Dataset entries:
--------------------
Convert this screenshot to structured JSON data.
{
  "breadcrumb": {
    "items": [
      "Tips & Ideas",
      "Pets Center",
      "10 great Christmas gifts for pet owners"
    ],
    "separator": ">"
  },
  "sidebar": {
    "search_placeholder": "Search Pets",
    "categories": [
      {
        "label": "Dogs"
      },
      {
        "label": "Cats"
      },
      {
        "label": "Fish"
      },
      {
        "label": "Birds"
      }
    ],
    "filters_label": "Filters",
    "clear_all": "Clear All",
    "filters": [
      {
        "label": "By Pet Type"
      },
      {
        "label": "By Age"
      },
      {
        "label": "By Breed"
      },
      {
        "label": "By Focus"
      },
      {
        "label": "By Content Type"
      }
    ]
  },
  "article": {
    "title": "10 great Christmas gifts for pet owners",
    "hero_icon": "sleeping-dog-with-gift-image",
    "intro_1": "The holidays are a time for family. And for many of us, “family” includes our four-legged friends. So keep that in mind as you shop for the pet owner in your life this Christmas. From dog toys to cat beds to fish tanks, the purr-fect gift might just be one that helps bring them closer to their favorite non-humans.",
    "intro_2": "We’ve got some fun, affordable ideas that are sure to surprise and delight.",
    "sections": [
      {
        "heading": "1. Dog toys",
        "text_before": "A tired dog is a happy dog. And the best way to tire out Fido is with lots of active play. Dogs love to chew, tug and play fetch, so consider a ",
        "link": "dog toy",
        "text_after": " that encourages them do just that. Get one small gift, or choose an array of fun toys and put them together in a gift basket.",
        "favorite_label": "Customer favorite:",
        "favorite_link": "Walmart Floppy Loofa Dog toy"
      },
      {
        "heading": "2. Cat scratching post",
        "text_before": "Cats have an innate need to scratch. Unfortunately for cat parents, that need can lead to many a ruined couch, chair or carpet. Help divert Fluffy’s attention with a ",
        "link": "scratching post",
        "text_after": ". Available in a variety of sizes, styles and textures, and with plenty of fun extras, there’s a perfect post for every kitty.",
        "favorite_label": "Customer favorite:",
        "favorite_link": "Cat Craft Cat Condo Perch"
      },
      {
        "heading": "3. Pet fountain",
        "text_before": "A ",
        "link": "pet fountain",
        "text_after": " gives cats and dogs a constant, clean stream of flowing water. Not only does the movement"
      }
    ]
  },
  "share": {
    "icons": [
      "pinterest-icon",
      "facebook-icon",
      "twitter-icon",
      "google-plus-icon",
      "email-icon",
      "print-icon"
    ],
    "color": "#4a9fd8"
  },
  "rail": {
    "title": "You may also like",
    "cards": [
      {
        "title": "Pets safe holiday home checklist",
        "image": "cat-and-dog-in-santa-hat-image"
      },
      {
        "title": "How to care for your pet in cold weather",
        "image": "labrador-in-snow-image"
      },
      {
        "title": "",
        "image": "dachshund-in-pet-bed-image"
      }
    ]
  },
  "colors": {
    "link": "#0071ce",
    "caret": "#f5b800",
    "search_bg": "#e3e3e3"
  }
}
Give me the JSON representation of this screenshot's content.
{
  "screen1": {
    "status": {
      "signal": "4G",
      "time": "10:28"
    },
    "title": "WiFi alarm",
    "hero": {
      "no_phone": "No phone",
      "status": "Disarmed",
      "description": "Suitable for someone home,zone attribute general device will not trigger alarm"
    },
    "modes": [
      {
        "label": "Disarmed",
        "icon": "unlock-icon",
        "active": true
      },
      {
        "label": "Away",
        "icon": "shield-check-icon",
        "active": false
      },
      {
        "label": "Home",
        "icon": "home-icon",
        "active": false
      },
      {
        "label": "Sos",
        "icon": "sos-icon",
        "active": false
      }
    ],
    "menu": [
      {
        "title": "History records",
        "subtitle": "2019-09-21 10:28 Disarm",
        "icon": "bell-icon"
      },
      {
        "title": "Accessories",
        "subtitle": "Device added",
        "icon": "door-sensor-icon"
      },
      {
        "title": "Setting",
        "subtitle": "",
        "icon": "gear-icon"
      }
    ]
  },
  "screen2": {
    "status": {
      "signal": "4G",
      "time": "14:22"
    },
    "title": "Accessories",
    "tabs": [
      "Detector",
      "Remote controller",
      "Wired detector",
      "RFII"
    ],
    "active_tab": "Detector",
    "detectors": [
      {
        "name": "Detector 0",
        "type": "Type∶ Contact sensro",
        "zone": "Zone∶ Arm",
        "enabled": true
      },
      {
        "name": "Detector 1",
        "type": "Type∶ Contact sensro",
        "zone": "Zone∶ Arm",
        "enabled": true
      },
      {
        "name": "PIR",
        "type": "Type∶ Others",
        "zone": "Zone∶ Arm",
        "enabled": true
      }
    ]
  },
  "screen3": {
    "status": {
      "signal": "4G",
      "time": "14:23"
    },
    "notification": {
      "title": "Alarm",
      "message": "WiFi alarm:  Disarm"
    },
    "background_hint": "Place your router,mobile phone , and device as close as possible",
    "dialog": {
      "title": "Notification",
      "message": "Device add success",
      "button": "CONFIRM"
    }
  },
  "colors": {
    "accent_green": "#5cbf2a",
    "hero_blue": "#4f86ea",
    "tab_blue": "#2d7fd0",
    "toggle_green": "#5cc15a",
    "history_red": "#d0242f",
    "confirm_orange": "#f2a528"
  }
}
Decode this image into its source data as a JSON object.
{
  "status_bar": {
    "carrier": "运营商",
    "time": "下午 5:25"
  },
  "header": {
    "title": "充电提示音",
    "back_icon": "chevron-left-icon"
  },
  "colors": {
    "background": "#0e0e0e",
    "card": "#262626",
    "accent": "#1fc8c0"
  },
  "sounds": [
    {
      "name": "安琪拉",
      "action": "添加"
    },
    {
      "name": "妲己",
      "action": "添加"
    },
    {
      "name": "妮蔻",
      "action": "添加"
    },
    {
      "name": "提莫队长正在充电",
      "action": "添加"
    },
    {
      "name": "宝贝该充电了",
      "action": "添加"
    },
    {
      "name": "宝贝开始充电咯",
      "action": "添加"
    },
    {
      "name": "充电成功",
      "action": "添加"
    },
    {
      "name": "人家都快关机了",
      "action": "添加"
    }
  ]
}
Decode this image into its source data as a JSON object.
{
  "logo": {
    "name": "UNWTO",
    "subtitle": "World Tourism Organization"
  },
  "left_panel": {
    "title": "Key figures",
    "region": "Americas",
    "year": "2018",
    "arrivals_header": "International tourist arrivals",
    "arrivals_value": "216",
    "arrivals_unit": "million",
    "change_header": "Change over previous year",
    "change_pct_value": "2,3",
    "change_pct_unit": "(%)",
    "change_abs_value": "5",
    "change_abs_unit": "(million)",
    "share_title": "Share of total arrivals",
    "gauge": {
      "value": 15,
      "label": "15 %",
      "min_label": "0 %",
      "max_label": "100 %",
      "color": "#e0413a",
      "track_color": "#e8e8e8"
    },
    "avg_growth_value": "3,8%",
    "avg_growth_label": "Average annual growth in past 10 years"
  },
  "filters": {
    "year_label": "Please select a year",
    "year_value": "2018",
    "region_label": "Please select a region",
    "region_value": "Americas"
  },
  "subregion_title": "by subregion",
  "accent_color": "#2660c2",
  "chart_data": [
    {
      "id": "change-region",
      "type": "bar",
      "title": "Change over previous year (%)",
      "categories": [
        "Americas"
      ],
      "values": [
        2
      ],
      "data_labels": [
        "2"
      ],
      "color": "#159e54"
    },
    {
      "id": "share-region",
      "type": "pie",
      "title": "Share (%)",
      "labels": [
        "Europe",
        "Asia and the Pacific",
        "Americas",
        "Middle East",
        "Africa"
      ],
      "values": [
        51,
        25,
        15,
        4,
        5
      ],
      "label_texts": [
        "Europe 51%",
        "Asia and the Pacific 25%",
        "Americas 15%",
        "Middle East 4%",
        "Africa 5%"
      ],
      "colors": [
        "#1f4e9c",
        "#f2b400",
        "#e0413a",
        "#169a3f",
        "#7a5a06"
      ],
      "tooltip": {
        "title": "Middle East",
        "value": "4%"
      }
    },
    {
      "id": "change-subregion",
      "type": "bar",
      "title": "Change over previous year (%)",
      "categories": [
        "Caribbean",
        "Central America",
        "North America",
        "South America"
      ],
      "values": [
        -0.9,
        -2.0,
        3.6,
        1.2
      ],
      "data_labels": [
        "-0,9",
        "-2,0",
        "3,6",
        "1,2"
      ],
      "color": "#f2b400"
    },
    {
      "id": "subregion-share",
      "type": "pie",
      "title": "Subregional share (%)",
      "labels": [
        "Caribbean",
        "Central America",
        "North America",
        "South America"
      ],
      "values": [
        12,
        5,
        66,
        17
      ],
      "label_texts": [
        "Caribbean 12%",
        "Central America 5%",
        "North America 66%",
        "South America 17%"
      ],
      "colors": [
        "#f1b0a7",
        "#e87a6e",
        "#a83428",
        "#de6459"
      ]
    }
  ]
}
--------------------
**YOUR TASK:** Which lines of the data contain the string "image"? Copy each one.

**SOLUTION TO THE EXERCISE:**
    "hero_icon": "sleeping-dog-with-gift-image",
        "image": "cat-and-dog-in-santa-hat-image"
        "image": "labrador-in-snow-image"
        "image": "dachshund-in-pet-bed-image"
Decode this image into its source data as a JSON object.
Decode this image into its source data as a JSON object.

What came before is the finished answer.